Guest Blog from Nutritious Thoughts

Body image is defined by The National Eating Disorders Association (NEDA) in the following terms:

Body image is how you see yourself when you look in the mirror or when you picture yourself in your mind. It encompasses:

  • What you believe about your own appearance (including your memories, assumptions, and generalizations).
  • How you feel about your body, including your height, shape, and weight.
  • How you sense and control your body as you move.  How you physically experience or feel in your body.

The intention of this post is to explore the emotional intensity surrounding negative body image moments in all stages of recovery and to better understand and practice the concept of body image flexibility.  
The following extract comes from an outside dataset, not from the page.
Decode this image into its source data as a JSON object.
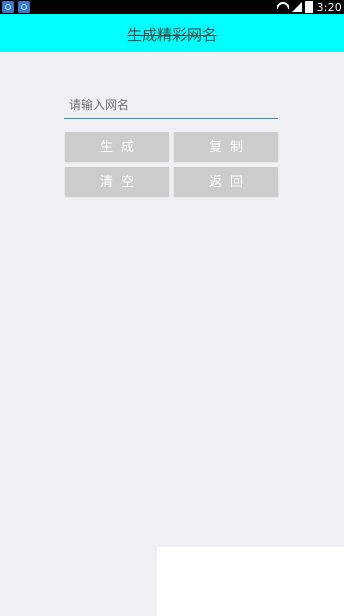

“Oh no, I can’t button these jeans.”

Discomfort.

“Last season these fit me…”

Disappointment.

“Has my body really changed that much?”

Disbelief.
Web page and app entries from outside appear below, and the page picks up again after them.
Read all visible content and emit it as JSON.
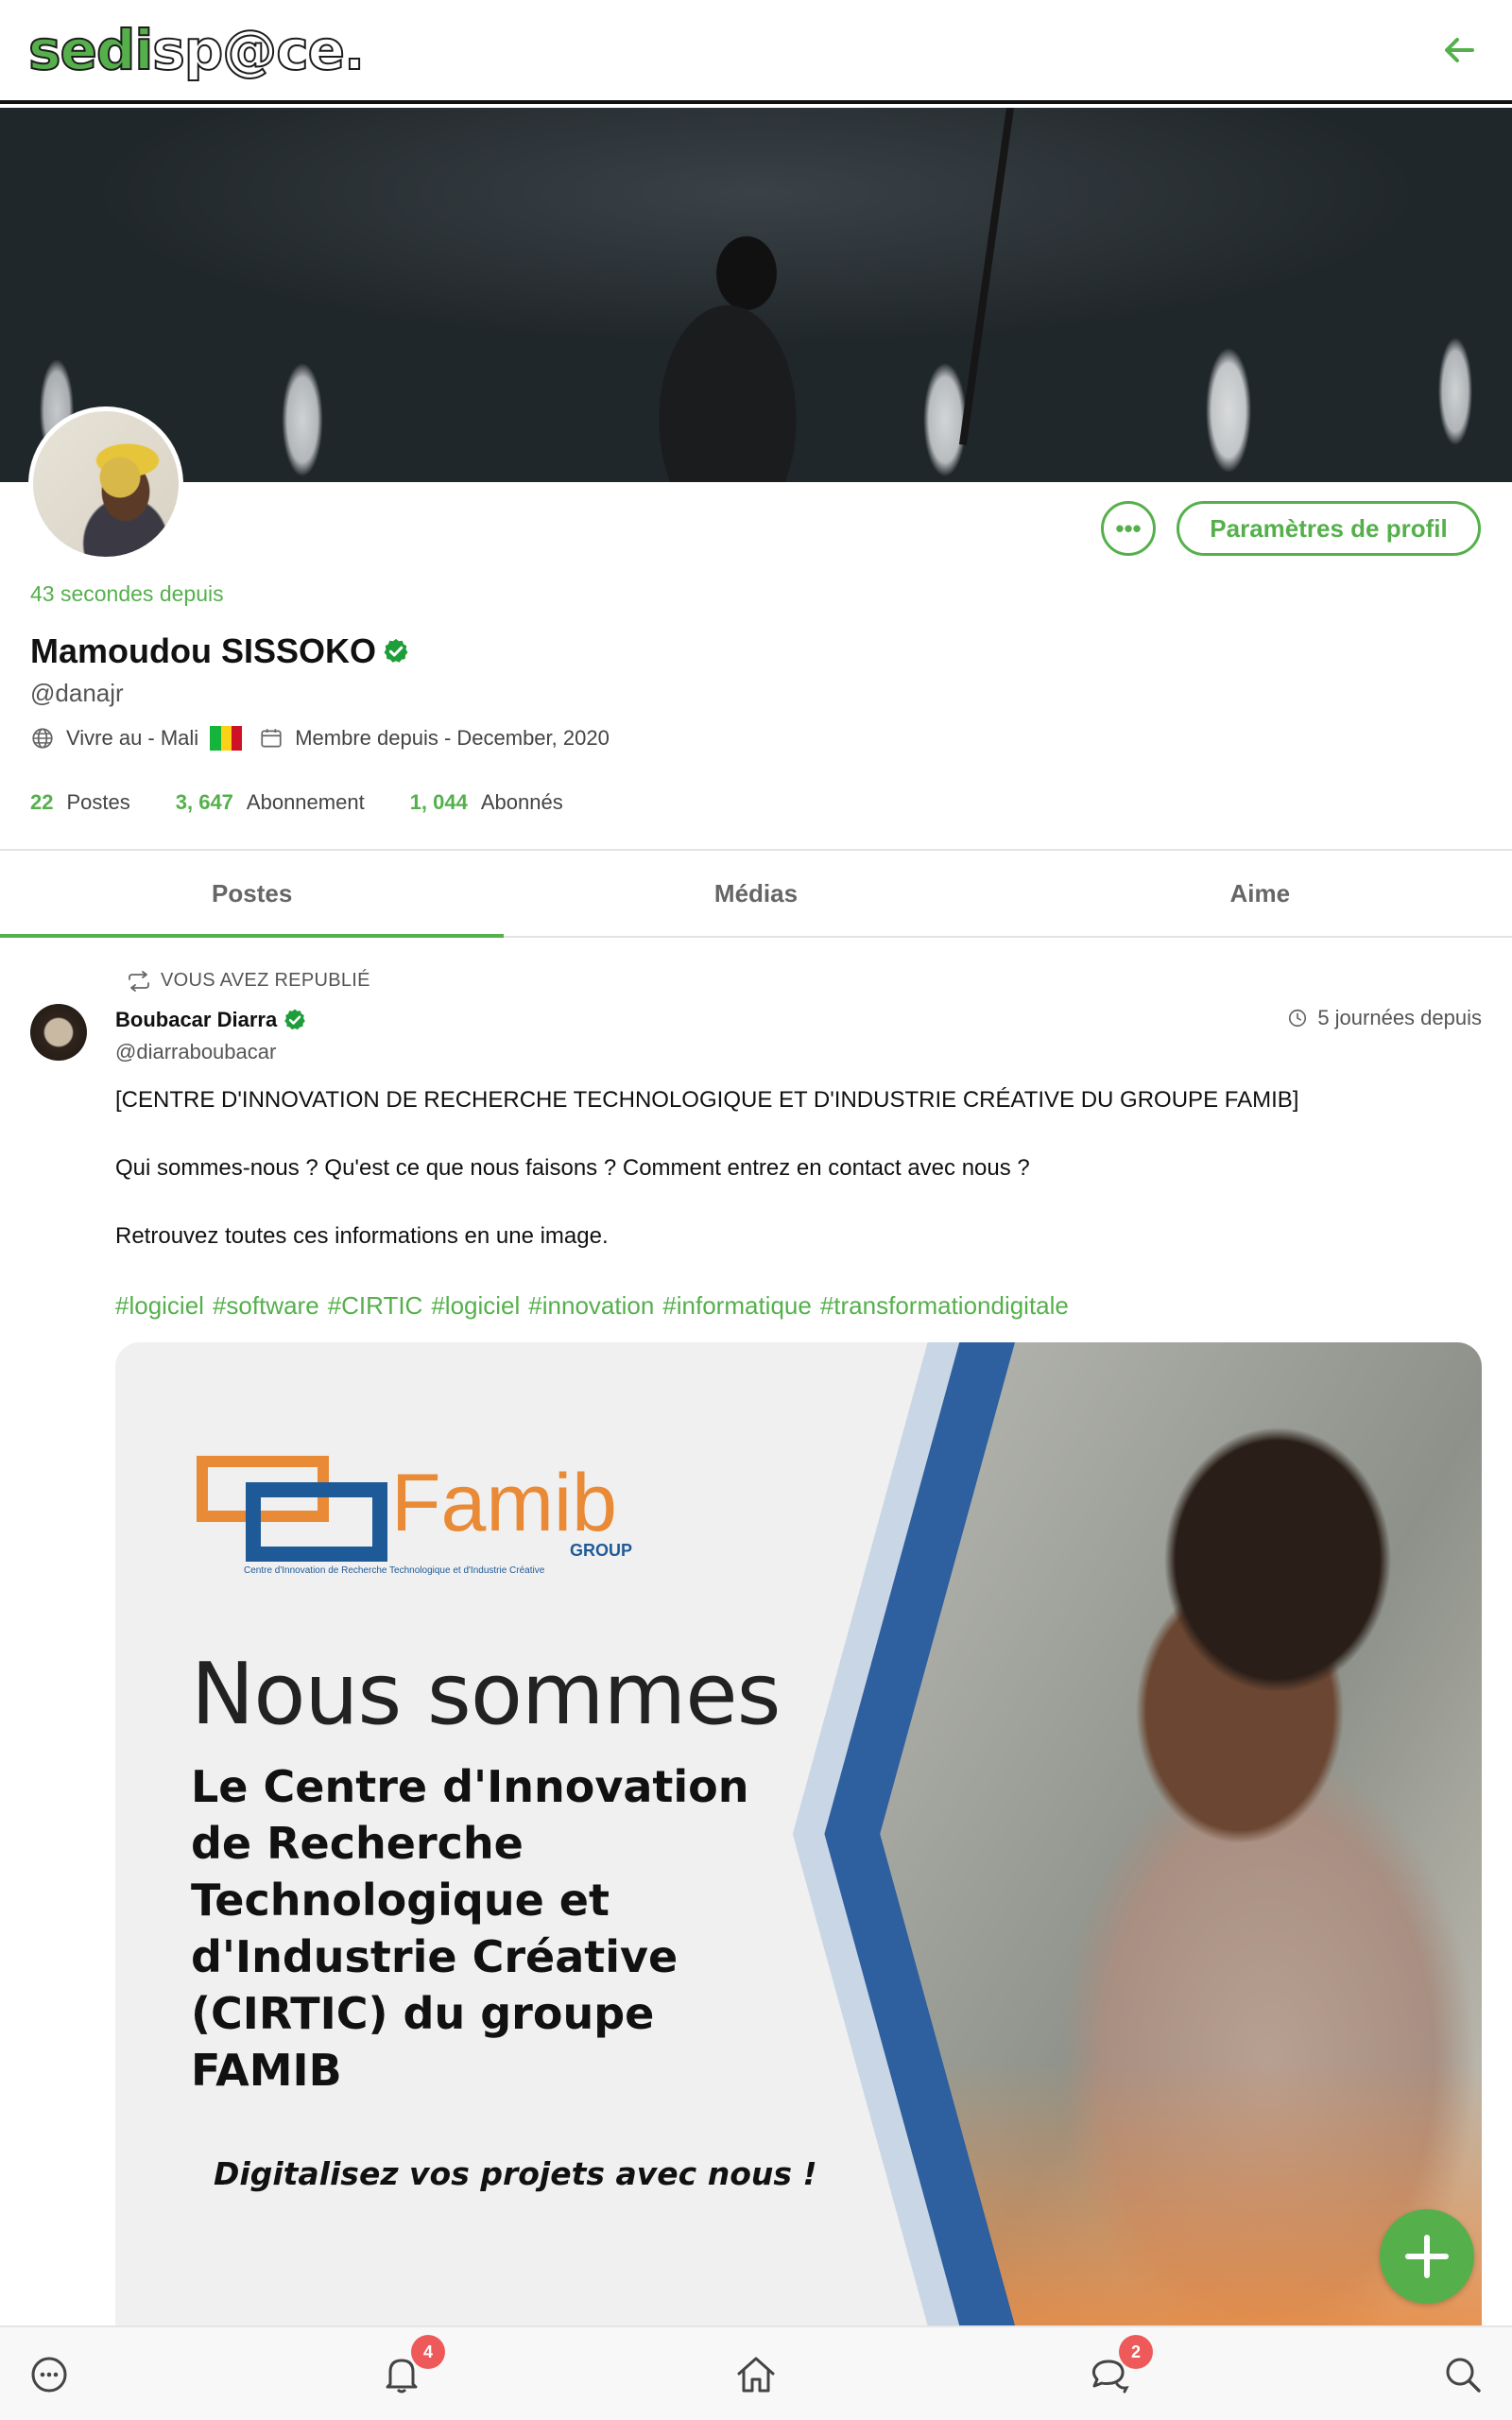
{
  "header": {
    "logo_part1": "sedi",
    "logo_part2": "sp@ce.",
    "back_icon": "arrow-left-icon"
  },
  "profile": {
    "last_seen": "43 secondes depuis",
    "name": "Mamoudou SISSOKO",
    "verified_icon": "verified-badge-icon",
    "handle": "@danajr",
    "location": "Vivre au - Mali",
    "member_since": "Membre depuis - December, 2020",
    "more_button_icon": "ellipsis-icon",
    "settings_button": "Paramètres de profil",
    "stats": {
      "posts_count": "22",
      "posts_label": "Postes",
      "following_count": "3, 647",
      "following_label": "Abonnement",
      "followers_count": "1, 044",
      "followers_label": "Abonnés"
    }
  },
  "tabs": [
    {
      "label": "Postes",
      "active": true
    },
    {
      "label": "Médias",
      "active": false
    },
    {
      "label": "Aime",
      "active": false
    }
  ],
  "post": {
    "repost_label": "VOUS AVEZ REPUBLIÉ",
    "author_name": "Boubacar Diarra",
    "author_handle": "@diarraboubacar",
    "time": "5 journées depuis",
    "paragraphs": [
      "[CENTRE D'INNOVATION DE RECHERCHE TECHNOLOGIQUE ET D'INDUSTRIE CRÉATIVE DU GROUPE FAMIB]",
      "Qui sommes-nous ? Qu'est ce que nous faisons ? Comment entrez en contact avec nous ?",
      "Retrouvez toutes ces informations en une image."
    ],
    "hashtags": [
      "#logiciel",
      "#software",
      "#CIRTIC",
      "#logiciel",
      "#innovation",
      "#informatique",
      "#transformationdigitale"
    ],
    "image": {
      "brand": "Famib",
      "brand_sub": "GROUP",
      "brand_tagline": "Centre d'Innovation de Recherche Technologique et d'Industrie Créative",
      "headline": "Nous sommes",
      "description_lines": [
        "Le Centre d'Innovation",
        "de Recherche",
        "Technologique et",
        "d'Industrie Créative",
        "(CIRTIC) du groupe FAMIB"
      ],
      "cta": "Digitalisez vos projets avec nous !"
    }
  },
  "bottom_nav": {
    "items": [
      {
        "icon": "chat-bubble-icon"
      },
      {
        "icon": "bell-icon",
        "badge": "4"
      },
      {
        "icon": "home-icon"
      },
      {
        "icon": "messages-icon",
        "badge": "2"
      },
      {
        "icon": "search-icon"
      }
    ]
  },
  "fab_icon": "plus-icon",
  "colors": {
    "accent": "#55b04c",
    "badge": "#ee5a5a",
    "famib_orange": "#e98a36",
    "famib_blue": "#1f5a98"
  }
}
As I flung myself down onto my bed, feeling exasperated and eyes welling up with tears, I began to feel the intense sting of fear.  Fear of “not fitting”.  Fear of how my appearance is perceived by others.  Fear that I still very much care about any of this.  Fear that I will always care about this. 
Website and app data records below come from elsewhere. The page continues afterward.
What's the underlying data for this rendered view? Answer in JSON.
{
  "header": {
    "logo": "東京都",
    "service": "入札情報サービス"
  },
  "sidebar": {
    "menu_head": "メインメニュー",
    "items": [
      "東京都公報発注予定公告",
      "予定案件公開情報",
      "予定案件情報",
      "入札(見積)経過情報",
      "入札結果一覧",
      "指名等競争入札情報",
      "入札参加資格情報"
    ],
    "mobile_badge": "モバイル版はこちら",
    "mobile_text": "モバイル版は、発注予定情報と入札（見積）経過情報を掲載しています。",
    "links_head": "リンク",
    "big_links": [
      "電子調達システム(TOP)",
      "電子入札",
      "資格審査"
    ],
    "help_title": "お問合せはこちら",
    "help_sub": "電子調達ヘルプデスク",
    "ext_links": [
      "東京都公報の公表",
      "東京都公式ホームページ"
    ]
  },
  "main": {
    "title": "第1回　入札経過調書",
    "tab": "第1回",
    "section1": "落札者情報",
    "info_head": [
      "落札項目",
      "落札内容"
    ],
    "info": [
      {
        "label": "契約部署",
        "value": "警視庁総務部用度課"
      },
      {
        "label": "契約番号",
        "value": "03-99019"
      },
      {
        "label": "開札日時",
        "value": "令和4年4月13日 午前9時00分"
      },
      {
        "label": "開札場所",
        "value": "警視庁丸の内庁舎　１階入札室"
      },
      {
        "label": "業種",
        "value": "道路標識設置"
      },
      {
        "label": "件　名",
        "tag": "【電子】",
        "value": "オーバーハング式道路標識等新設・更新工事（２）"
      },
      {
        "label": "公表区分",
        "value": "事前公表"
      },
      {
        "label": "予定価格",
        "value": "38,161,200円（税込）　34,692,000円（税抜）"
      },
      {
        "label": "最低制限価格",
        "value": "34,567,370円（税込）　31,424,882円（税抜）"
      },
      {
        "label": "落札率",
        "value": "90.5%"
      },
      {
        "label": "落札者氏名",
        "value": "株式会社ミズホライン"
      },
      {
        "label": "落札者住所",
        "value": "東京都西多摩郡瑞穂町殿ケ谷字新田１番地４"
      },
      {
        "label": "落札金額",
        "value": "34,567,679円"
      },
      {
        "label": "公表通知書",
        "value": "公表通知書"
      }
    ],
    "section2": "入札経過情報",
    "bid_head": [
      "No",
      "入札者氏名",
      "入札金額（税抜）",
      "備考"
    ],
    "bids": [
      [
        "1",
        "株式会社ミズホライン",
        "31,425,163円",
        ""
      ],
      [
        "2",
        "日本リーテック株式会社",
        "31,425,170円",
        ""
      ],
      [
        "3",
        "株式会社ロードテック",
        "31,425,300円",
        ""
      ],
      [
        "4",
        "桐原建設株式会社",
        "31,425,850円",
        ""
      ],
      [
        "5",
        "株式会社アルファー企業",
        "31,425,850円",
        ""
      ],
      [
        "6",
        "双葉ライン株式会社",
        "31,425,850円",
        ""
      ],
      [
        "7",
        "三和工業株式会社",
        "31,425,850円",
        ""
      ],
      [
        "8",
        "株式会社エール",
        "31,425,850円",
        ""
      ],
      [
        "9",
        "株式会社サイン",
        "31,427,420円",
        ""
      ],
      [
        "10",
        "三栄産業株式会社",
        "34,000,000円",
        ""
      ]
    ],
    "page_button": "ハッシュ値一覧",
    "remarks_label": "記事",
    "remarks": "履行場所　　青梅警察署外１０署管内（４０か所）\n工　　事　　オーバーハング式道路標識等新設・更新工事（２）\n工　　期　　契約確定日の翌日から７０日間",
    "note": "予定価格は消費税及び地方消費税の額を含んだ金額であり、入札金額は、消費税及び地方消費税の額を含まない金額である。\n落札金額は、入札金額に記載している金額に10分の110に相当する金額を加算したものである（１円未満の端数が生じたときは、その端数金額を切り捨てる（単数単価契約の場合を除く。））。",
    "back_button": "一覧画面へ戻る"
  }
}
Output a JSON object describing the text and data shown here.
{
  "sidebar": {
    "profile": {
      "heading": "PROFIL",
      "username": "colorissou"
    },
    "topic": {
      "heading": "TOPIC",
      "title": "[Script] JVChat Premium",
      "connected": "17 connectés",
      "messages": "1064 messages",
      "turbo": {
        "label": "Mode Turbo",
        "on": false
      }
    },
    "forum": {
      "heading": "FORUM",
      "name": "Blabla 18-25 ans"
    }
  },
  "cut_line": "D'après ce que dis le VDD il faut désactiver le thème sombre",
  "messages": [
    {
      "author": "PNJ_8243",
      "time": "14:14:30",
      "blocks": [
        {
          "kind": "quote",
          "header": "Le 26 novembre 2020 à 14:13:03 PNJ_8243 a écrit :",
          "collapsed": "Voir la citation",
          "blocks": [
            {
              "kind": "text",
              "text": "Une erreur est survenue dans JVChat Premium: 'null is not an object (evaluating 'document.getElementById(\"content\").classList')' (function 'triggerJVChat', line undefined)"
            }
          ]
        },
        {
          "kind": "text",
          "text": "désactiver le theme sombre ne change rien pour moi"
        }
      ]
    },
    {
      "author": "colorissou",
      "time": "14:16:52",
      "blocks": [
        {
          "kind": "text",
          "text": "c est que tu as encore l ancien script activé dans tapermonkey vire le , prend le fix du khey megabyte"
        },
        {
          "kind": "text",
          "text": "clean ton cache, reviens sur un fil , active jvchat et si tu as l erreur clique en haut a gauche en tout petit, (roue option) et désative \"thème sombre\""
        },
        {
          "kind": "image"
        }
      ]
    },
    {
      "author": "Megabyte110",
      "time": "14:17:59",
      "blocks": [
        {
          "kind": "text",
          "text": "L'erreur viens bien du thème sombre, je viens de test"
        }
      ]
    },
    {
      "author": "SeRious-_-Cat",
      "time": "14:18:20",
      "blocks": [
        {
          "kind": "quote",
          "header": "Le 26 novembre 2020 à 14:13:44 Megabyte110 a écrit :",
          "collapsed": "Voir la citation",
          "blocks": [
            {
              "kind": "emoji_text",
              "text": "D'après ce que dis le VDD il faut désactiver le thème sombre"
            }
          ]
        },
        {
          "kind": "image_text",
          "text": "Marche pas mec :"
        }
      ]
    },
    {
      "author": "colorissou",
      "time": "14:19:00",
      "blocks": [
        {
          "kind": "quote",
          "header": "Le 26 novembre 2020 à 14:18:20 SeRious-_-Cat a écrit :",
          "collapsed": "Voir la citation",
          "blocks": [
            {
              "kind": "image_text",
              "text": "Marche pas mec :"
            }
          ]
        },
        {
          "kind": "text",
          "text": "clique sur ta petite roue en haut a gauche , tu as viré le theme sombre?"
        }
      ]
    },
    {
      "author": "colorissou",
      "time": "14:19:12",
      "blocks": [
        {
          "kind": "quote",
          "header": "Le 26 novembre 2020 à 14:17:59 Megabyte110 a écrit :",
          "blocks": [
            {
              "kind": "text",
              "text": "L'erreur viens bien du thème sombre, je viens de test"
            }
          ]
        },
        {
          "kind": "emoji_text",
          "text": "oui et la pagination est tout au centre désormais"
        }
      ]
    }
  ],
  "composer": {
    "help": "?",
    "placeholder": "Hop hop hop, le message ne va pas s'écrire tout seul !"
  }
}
As I cocooned myself in blankets, I began to ruminate about the time when those jeans did fit and in doing so, I experienced a monumental shift in thinking that made me realize those endless hours of therapy weren’t for naught.  Since the jeans last fit, I recognized positive changes that expanded across every realm of my life.

I’ve experienced less fatigue, pain, and illness since the jeans fit.

I’ve regained mental clarity, focus, and short-term memory since the jeans fit.

I’ve enjoyed being with friends and I’ve laughed a whole lot since the jeans fit.

It was in this moment of reflecting on positive change that I realized that yes, my entire being – my soul, my life – is in fact

Bigger

More

Larger

than any pair of pants ever could be.


As human beings with human bodies, we generally experience periods of physical, mental, and emotional discomfort throughout our lives that may impact our body image.   The concept of body image flexibility honors this discomfort and refers to the ability to fully and openly experience negative thoughts and feelings about body image while still being able to recognize self worth, hold space for self compassion, and maintain value-consistent behaviors (Sandoz, Wilson, & Merwin, 2012).

What does this mean?

Having body image flexibility means that while you may be displeased with your appearance at a given time, you are still able to care for yourself appropriately (eat consistently and enough, be gentle with your body, maintain hygiene, interact socially, etc.).

How do I practice having more body image flexibility?

  • “Yes, and…” mentality – As negative body image thoughts enter consciousness, meet them with acceptance.  This is how you feel right now in this moment.  That is okay.  Then, follow this up by stating one positive attribute about yourself.  This is all about resilience.
    • Example:
      • Negative body image thought: “My thighs are huge.”
      • Internal acceptance dialogue: “Yes, I feel that my thighs are huge in this moment.  I am uncomfortable.”
      • Positive attribute: “My thighs allow me to stand/walk for each of my 8-hour shifts at work.”
  • Get rid of items that promote negative body image or self-judgement – scales, clothing that no longer fits, etc.
  • Consider exploring body image work on a deeper level with a licensed therapist.
  • Self-care, self-care, self-care, self-care.
    • Eat. Move gently and intuitively. Sleep. Play.

For more information and resources related to body image:

Original Blog Source: May 1, 2018

Empower. Nourish. Heal.

Leave a Comment

Your email address will not be published.